Counsel argued that the State should be precluded from "
discussing or inquiring about subjective fear of the officers
as it is not relevant to the existence of an actual threat of
physical injury" and is " highly prejudicial and
designed to prejudice the fact finder." The district
court denied the motion, and defense counsel renewed his
objection to the testimony at trial.
[¶22] Because Mr. Hill raised objections
during trial, we review the trial court's evidentiary
rulings for an abuse of discretion:
Evidentiary rulings are within the sound discretion of the
trial court and include determinations of the adequacy of
foundation and relevancy, competency, materiality, and
remoteness of the evidence. This Court will generally accede
to the trial court's determination of the admissibility
of evidence unless that court clearly abused its discretion.
Brock v. State, 2012 WY 13, ¶ 23, 272 P.3d 933,
939-40 (Wyo. 2012) (quoting Edwards v. State, 2007
WY 146, ¶ 7, 167 P.3d 636, 637 (Wyo. 2007)). " The
ultimate issue that we decide in determining whether there
has been an abuse of discretion is whether or not the court
could have reasonably concluded as it did." Edwards
v. State, 973 P.2d 41, 45 (Wyo. 1999) (quoting State
v. McDermott, 962 P.2d 136, 138 (Wyo. 1998)).
Lawrence v. State, 2015 WY 97, ¶ 10, 354 P.3d
77, 80 (Wyo. 2015). " Upon a finding of abuse of
discretion, we must then determine whether the error was
prejudicial. 'Error is prejudicial if there is a
reasonable possibility that the verdict might have been more
favorable to the defendant if the error had not been
made.'" Toth v. State, 2015 WY 86A, ¶
29, 353 P.3d 696, 705-06 (Wyo. 2015) (citation omitted).
[¶23] There were three officers on the scene
at the time the shots were fired: Cody police officers Scott
Burlingame and Eric Wright, and Deputy JJ Schwindt from the
Park County Sheriff's Office.

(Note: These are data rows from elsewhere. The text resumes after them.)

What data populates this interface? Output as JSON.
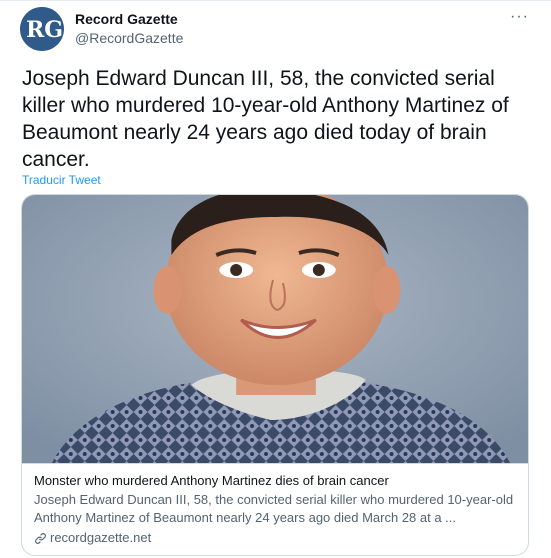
{
  "author": {
    "display_name": "Record Gazette",
    "handle": "@RecordGazette",
    "avatar_text": "RG"
  },
  "more_label": "···",
  "tweet": {
    "text": "Joseph Edward Duncan III, 58, the convicted serial killer who murdered 10-year-old Anthony Martinez of Beaumont nearly 24 years ago died today of brain cancer.",
    "translate_label": "Traducir Tweet"
  },
  "card": {
    "title": "Monster who murdered Anthony Martinez dies of brain cancer",
    "description": "Joseph Edward Duncan III, 58, the convicted serial killer who murdered 10-year-old Anthony Martinez of Beaumont nearly 24 years ago died March 28 at a ...",
    "domain": "recordgazette.net"
  },
  "colors": {
    "accent": "#1d9bf0",
    "secondary_text": "#536471",
    "primary_text": "#0f1419",
    "border": "#cfd9de"
  }
}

At trial, all three law
enforcement officers testified regarding the events
transpiring immediately after Mr. Hill exited his
[¶24] Officer Burlingame testified:
Q. [State's counsel]: Approximately how long from the
time that Mr. Hill exited the car ...